WORK TO COMPLETE
Reproduce the records below exactly as they appear.

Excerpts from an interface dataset

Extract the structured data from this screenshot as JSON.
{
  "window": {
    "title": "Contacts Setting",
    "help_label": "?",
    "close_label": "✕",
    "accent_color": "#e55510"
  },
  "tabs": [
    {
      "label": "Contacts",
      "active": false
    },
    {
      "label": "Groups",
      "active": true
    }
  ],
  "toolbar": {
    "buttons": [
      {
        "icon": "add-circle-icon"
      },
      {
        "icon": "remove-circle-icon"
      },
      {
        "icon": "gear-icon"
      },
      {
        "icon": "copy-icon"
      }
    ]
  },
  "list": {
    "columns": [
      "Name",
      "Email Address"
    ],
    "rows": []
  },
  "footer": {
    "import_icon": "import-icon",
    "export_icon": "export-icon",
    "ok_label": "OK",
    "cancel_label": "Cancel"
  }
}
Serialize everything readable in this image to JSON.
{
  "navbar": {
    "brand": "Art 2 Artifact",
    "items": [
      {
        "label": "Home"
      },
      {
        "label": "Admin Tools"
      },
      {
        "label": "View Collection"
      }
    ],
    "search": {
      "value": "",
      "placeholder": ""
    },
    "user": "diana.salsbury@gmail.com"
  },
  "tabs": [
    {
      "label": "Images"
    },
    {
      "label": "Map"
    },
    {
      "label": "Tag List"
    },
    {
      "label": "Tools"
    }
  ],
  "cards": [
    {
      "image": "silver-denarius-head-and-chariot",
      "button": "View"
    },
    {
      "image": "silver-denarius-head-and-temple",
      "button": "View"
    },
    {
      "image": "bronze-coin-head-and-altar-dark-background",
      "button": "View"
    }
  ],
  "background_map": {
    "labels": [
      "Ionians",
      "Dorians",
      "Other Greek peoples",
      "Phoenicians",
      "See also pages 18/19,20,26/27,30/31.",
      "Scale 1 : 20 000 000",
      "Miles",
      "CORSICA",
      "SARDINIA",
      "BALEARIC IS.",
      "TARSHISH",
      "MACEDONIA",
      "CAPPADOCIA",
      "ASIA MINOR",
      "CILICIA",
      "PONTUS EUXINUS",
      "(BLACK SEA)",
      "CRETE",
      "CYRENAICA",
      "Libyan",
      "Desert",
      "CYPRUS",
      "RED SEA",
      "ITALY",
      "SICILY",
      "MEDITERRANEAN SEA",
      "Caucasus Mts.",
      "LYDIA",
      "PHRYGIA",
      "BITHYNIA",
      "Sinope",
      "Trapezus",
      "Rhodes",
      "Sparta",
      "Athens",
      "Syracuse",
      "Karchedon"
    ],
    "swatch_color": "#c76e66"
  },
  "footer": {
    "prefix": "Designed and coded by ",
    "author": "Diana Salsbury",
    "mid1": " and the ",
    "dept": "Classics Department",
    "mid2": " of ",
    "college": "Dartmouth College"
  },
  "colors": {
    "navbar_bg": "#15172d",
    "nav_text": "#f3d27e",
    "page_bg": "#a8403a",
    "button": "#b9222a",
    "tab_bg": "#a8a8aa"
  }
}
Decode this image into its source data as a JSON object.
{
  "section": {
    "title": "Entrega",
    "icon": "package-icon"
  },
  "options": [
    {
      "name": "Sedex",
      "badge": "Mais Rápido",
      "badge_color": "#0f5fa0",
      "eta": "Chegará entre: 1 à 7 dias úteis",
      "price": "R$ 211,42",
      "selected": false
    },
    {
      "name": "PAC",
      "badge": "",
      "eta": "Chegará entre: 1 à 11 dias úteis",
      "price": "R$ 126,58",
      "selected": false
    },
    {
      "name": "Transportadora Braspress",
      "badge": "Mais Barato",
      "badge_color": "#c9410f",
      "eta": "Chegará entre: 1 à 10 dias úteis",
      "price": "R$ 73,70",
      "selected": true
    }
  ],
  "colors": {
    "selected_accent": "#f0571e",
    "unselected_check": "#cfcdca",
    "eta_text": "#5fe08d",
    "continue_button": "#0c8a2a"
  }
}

TASK OUTPUT
Extract the structured data from this screenshot as JSON.
{
  "window": {
    "title": "Contacts Setting",
    "help_label": "?",
    "close_label": "✕",
    "accent_color": "#e55510"
  },
  "tabs": [
    {
      "label": "Contacts",
      "active": false
    },
    {
      "label": "Groups",
      "active": true
    }
  ],
  "toolbar": {
    "buttons": [
      {
        "icon": "add-circle-icon"
      },
      {
        "icon": "remove-circle-icon"
      },
      {
        "icon": "gear-icon"
      },
      {
        "icon": "copy-icon"
      }
    ]
  },
  "list": {
    "columns": [
      "Name",
      "Email Address"
    ],
    "rows": []
  },
  "footer": {
    "import_icon": "import-icon",
    "export_icon": "export-icon",
    "ok_label": "OK",
    "cancel_label": "Cancel"
  }
}
Serialize everything readable in this image to JSON.
{
  "navbar": {
    "brand": "Art 2 Artifact",
    "items": [
      {
        "label": "Home"
      },
      {
        "label": "Admin Tools"
      },
      {
        "label": "View Collection"
      }
    ],
    "search": {
      "value": "",
      "placeholder": ""
    },
    "user": "diana.salsbury@gmail.com"
  },
  "tabs": [
    {
      "label": "Images"
    },
    {
      "label": "Map"
    },
    {
      "label": "Tag List"
    },
    {
      "label": "Tools"
    }
  ],
  "cards": [
    {
      "image": "silver-denarius-head-and-chariot",
      "button": "View"
    },
    {
      "image": "silver-denarius-head-and-temple",
      "button": "View"
    },
    {
      "image": "bronze-coin-head-and-altar-dark-background",
      "button": "View"
    }
  ],
  "background_map": {
    "labels": [
      "Ionians",
      "Dorians",
      "Other Greek peoples",
      "Phoenicians",
      "See also pages 18/19,20,26/27,30/31.",
      "Scale 1 : 20 000 000",
      "Miles",
      "CORSICA",
      "SARDINIA",
      "BALEARIC IS.",
      "TARSHISH",
      "MACEDONIA",
      "CAPPADOCIA",
      "ASIA MINOR",
      "CILICIA",
      "PONTUS EUXINUS",
      "(BLACK SEA)",
      "CRETE",
      "CYRENAICA",
      "Libyan",
      "Desert",
      "CYPRUS",
      "RED SEA",
      "ITALY",
      "SICILY",
      "MEDITERRANEAN SEA",
      "Caucasus Mts.",
      "LYDIA",
      "PHRYGIA",
      "BITHYNIA",
      "Sinope",
      "Trapezus",
      "Rhodes",
      "Sparta",
      "Athens",
      "Syracuse",
      "Karchedon"
    ],
    "swatch_color": "#c76e66"
  },
  "footer": {
    "prefix": "Designed and coded by ",
    "author": "Diana Salsbury",
    "mid1": " and the ",
    "dept": "Classics Department",
    "mid2": " of ",
    "college": "Dartmouth College"
  },
  "colors": {
    "navbar_bg": "#15172d",
    "nav_text": "#f3d27e",
    "page_bg": "#a8403a",
    "button": "#b9222a",
    "tab_bg": "#a8a8aa"
  }
}
Decode this image into its source data as a JSON object.
{
  "section": {
    "title": "Entrega",
    "icon": "package-icon"
  },
  "options": [
    {
      "name": "Sedex",
      "badge": "Mais Rápido",
      "badge_color": "#0f5fa0",
      "eta": "Chegará entre: 1 à 7 dias úteis",
      "price": "R$ 211,42",
      "selected": false
    },
    {
      "name": "PAC",
      "badge": "",
      "eta": "Chegará entre: 1 à 11 dias úteis",
      "price": "R$ 126,58",
      "selected": false
    },
    {
      "name": "Transportadora Braspress",
      "badge": "Mais Barato",
      "badge_color": "#c9410f",
      "eta": "Chegará entre: 1 à 10 dias úteis",
      "price": "R$ 73,70",
      "selected": true
    }
  ],
  "colors": {
    "selected_accent": "#f0571e",
    "unselected_check": "#cfcdca",
    "eta_text": "#5fe08d",
    "continue_button": "#0c8a2a"
  }
}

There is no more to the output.